**THE TASK**
Omitting all pictures, copy word for word the lines from the line containing "Decode this image" through the final line of the entries.

**RECORDS FOR THIS TASK**

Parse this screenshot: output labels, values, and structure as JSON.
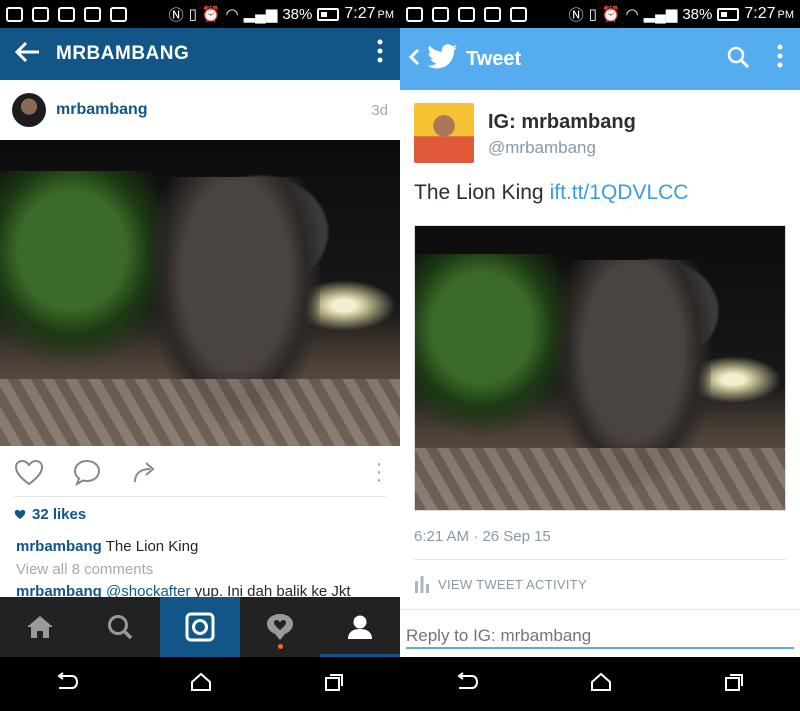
{
  "status_bar": {
    "battery": "38%",
    "time": "7:27",
    "ampm": "PM"
  },
  "instagram": {
    "title": "MRBAMBANG",
    "username": "mrbambang",
    "post_age": "3d",
    "likes": "32 likes",
    "caption_user": "mrbambang",
    "caption_text": "The Lion King",
    "view_all_comments": "View all 8 comments",
    "comment_user": "mrbambang",
    "comment_mention": "@shockafter",
    "comment_text": "yup. Ini dah balik ke Jkt",
    "accent_color": "#125688",
    "icons": {
      "back": "back-arrow-icon",
      "more": "overflow-menu-icon",
      "like": "heart-icon",
      "comment": "comment-bubble-icon",
      "share": "share-arrow-icon",
      "tabs": [
        "home-icon",
        "search-icon",
        "camera-icon",
        "activity-icon",
        "profile-icon"
      ]
    }
  },
  "twitter": {
    "header_title": "Tweet",
    "display_name": "IG: mrbambang",
    "handle": "@mrbambang",
    "tweet_text": "The Lion King",
    "tweet_link": "ift.tt/1QDVLCC",
    "timestamp": "6:21 AM · 26 Sep 15",
    "view_activity": "VIEW TWEET ACTIVITY",
    "reply_placeholder": "Reply to IG: mrbambang",
    "accent_color": "#55acee"
  }
}
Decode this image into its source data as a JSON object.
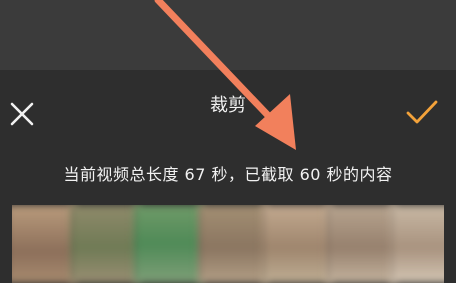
{
  "header": {
    "title": "裁剪"
  },
  "info": {
    "text": "当前视频总长度 67 秒，已截取 60 秒的内容"
  },
  "colors": {
    "accent": "#f3a23a",
    "arrow": "#f2805c",
    "text": "#f2f2f2",
    "background": "#2e2e2e"
  }
}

**YOUR RESPONSE**
Decode this image into its source data as a JSON object.
{
  "header": {
    "title": "裁剪"
  },
  "info": {
    "text": "当前视频总长度 67 秒，已截取 60 秒的内容"
  },
  "colors": {
    "accent": "#f3a23a",
    "arrow": "#f2805c",
    "text": "#f2f2f2",
    "background": "#2e2e2e"
  }
}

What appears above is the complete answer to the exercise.